Environmental monitoring is the systematic approach to observing and studying conditions of the environment. Monitoring typically involves collecting samples and specimens from the air, water and land to determine if any physical or biological factors are negatively impacting natural ecosystems and habitats. The Environmental Protection Agency uses environmental monitoring to set policy that protects human health and the environment. The agency also conducts surveillance and compliance monitoring and requires state and local governments and certain businesses to do the same.
Continual surveillance of air, water and land quality helps to maintain the quality of life for all. For instance, major metropolitan areas install air monitoring stations to evaluate air quality. The goal is to determine if the air contains harmful levels of pollutants that can affect and impede respiratory function, especially in those who are unusually susceptible to the effects of poor air quality, such as the elderly and chronically ill.
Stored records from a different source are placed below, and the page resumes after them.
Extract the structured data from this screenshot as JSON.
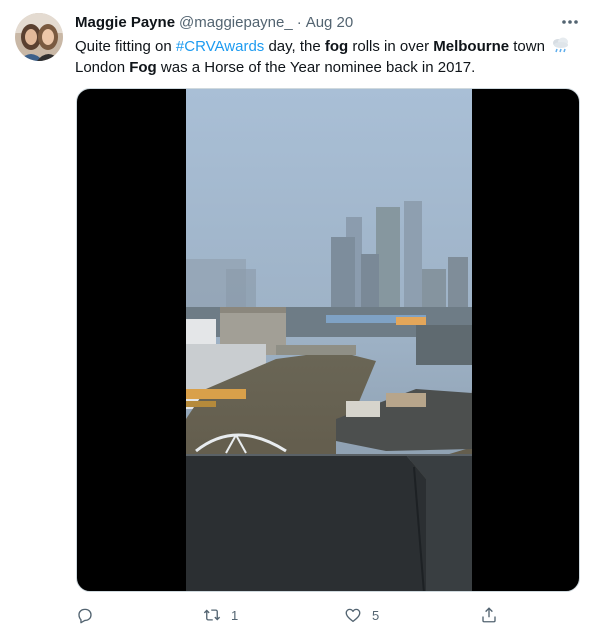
{
  "author": {
    "display_name": "Maggie Payne",
    "handle": "@maggiepayne_",
    "separator": "·",
    "time": "Aug 20"
  },
  "tweet": {
    "line1_pre": "Quite fitting on ",
    "hashtag": "#CRVAwards",
    "line1_mid": " day, the ",
    "bold_fog_1": "fog",
    "line1_post": " rolls in over ",
    "bold_melbourne": "Melbourne",
    "line1_end": " town ",
    "line2_pre": "London ",
    "bold_fog_2": "Fog",
    "line2_post": " was a Horse of the Year nominee back in 2017."
  },
  "icons": {
    "more": "more-icon",
    "emoji": "cloud-with-rain-icon",
    "reply": "reply-icon",
    "retweet": "retweet-icon",
    "like": "heart-icon",
    "share": "share-icon"
  },
  "actions": {
    "reply_count": "",
    "retweet_count": "1",
    "like_count": "5"
  },
  "colors": {
    "accent": "#1d9bf0",
    "secondary_text": "#536471",
    "text": "#0f1419"
  }
}
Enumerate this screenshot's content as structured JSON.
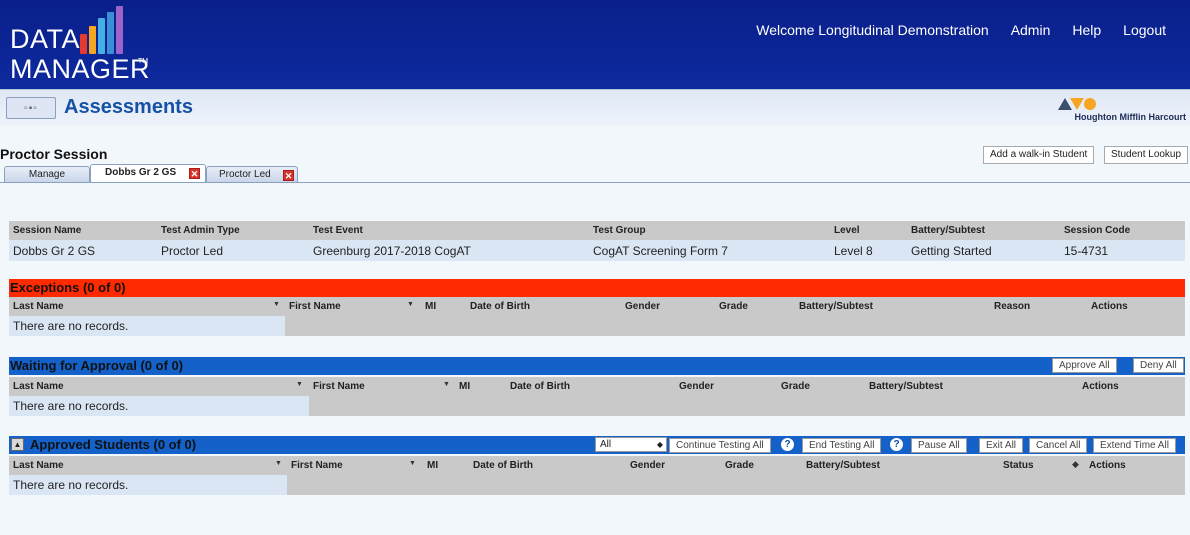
{
  "app": {
    "logo_line1": "DATA",
    "logo_line2": "MANAGER",
    "logo_tm": "TM",
    "logo_bar_colors": [
      "#e6392f",
      "#f6a623",
      "#45b0e5",
      "#3c8fd6",
      "#9c63c9"
    ]
  },
  "topnav": {
    "welcome": "Welcome Longitudinal Demonstration",
    "admin": "Admin",
    "help": "Help",
    "logout": "Logout"
  },
  "subbar": {
    "menu_icon": "grid-menu-icon",
    "title": "Assessments",
    "publisher": "Houghton Mifflin Harcourt"
  },
  "session": {
    "title": "Proctor Session",
    "add_walkin_label": "Add a walk-in Student",
    "student_lookup_label": "Student Lookup",
    "tabs": [
      {
        "label": "Manage"
      },
      {
        "label": "Dobbs Gr 2 GS"
      },
      {
        "label": "Proctor Led"
      }
    ],
    "tab_close_glyph": "✕"
  },
  "info_table": {
    "headers": [
      "Session Name",
      "Test Admin Type",
      "Test Event",
      "Test Group",
      "Level",
      "Battery/Subtest",
      "Session Code"
    ],
    "row": [
      "Dobbs Gr 2 GS",
      "Proctor Led",
      "Greenburg 2017-2018 CogAT",
      "CogAT Screening Form 7",
      "Level 8",
      "Getting Started",
      "15-4731"
    ]
  },
  "exceptions": {
    "title": "Exceptions  (0 of 0)",
    "color": "#ff2a00",
    "headers": [
      "Last Name",
      "First Name",
      "MI",
      "Date of Birth",
      "Gender",
      "Grade",
      "Battery/Subtest",
      "Reason",
      "Actions"
    ],
    "empty": "There are no records."
  },
  "waiting": {
    "title": "Waiting for Approval (0 of 0)",
    "color": "#1361c9",
    "approve_all": "Approve All",
    "deny_all": "Deny All",
    "headers": [
      "Last Name",
      "First Name",
      "MI",
      "Date of Birth",
      "Gender",
      "Grade",
      "Battery/Subtest",
      "Actions"
    ],
    "empty": "There are no records."
  },
  "approved": {
    "title": "Approved Students (0 of 0)",
    "color": "#1361c9",
    "filter_value": "All",
    "buttons": {
      "continue_testing_all": "Continue Testing All",
      "end_testing_all": "End Testing All",
      "pause_all": "Pause All",
      "exit_all": "Exit All",
      "cancel_all": "Cancel All",
      "extend_time_all": "Extend Time All"
    },
    "help_glyph": "?",
    "headers": [
      "Last Name",
      "First Name",
      "MI",
      "Date of Birth",
      "Gender",
      "Grade",
      "Battery/Subtest",
      "Status",
      "Actions"
    ],
    "empty": "There are no records."
  }
}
The goal of environmental compliance monitoring is to confirm or verify that business and industrial activities that can impact the environment comply with restrictions and conditions that are set by governing environmental protection authorities at the federal, state and local levels. For example, manufacturing companies often have permits that dictate what can or cannot be released to the environment from their processes. They must conduct monitoring to verify compliance.